App and web page records:
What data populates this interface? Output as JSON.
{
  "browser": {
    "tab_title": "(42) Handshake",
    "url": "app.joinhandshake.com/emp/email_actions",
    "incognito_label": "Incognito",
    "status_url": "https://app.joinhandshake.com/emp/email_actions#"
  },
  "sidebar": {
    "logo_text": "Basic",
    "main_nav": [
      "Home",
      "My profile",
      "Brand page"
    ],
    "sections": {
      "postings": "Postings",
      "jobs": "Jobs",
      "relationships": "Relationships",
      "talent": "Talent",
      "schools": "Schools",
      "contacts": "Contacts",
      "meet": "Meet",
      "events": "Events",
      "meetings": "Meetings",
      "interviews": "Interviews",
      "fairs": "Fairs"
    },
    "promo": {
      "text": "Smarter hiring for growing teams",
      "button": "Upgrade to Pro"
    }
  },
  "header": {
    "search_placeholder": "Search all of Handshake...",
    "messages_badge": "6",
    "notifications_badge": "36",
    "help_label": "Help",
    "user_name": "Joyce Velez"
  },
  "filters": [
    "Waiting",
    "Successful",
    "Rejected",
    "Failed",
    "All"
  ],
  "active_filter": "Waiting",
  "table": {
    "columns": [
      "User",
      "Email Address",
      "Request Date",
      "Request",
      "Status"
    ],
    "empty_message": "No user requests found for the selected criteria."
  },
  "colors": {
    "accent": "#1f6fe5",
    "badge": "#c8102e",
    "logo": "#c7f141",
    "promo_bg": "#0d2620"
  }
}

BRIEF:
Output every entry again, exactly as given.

OUTPUT BELOW:
What data populates this interface? Output as JSON.
{
  "browser": {
    "tab_title": "(42) Handshake",
    "url": "app.joinhandshake.com/emp/email_actions",
    "incognito_label": "Incognito",
    "status_url": "https://app.joinhandshake.com/emp/email_actions#"
  },
  "sidebar": {
    "logo_text": "Basic",
    "main_nav": [
      "Home",
      "My profile",
      "Brand page"
    ],
    "sections": {
      "postings": "Postings",
      "jobs": "Jobs",
      "relationships": "Relationships",
      "talent": "Talent",
      "schools": "Schools",
      "contacts": "Contacts",
      "meet": "Meet",
      "events": "Events",
      "meetings": "Meetings",
      "interviews": "Interviews",
      "fairs": "Fairs"
    },
    "promo": {
      "text": "Smarter hiring for growing teams",
      "button": "Upgrade to Pro"
    }
  },
  "header": {
    "search_placeholder": "Search all of Handshake...",
    "messages_badge": "6",
    "notifications_badge": "36",
    "help_label": "Help",
    "user_name": "Joyce Velez"
  },
  "filters": [
    "Waiting",
    "Successful",
    "Rejected",
    "Failed",
    "All"
  ],
  "active_filter": "Waiting",
  "table": {
    "columns": [
      "User",
      "Email Address",
      "Request Date",
      "Request",
      "Status"
    ],
    "empty_message": "No user requests found for the selected criteria."
  },
  "colors": {
    "accent": "#1f6fe5",
    "badge": "#c8102e",
    "logo": "#c7f141",
    "promo_bg": "#0d2620"
  }
}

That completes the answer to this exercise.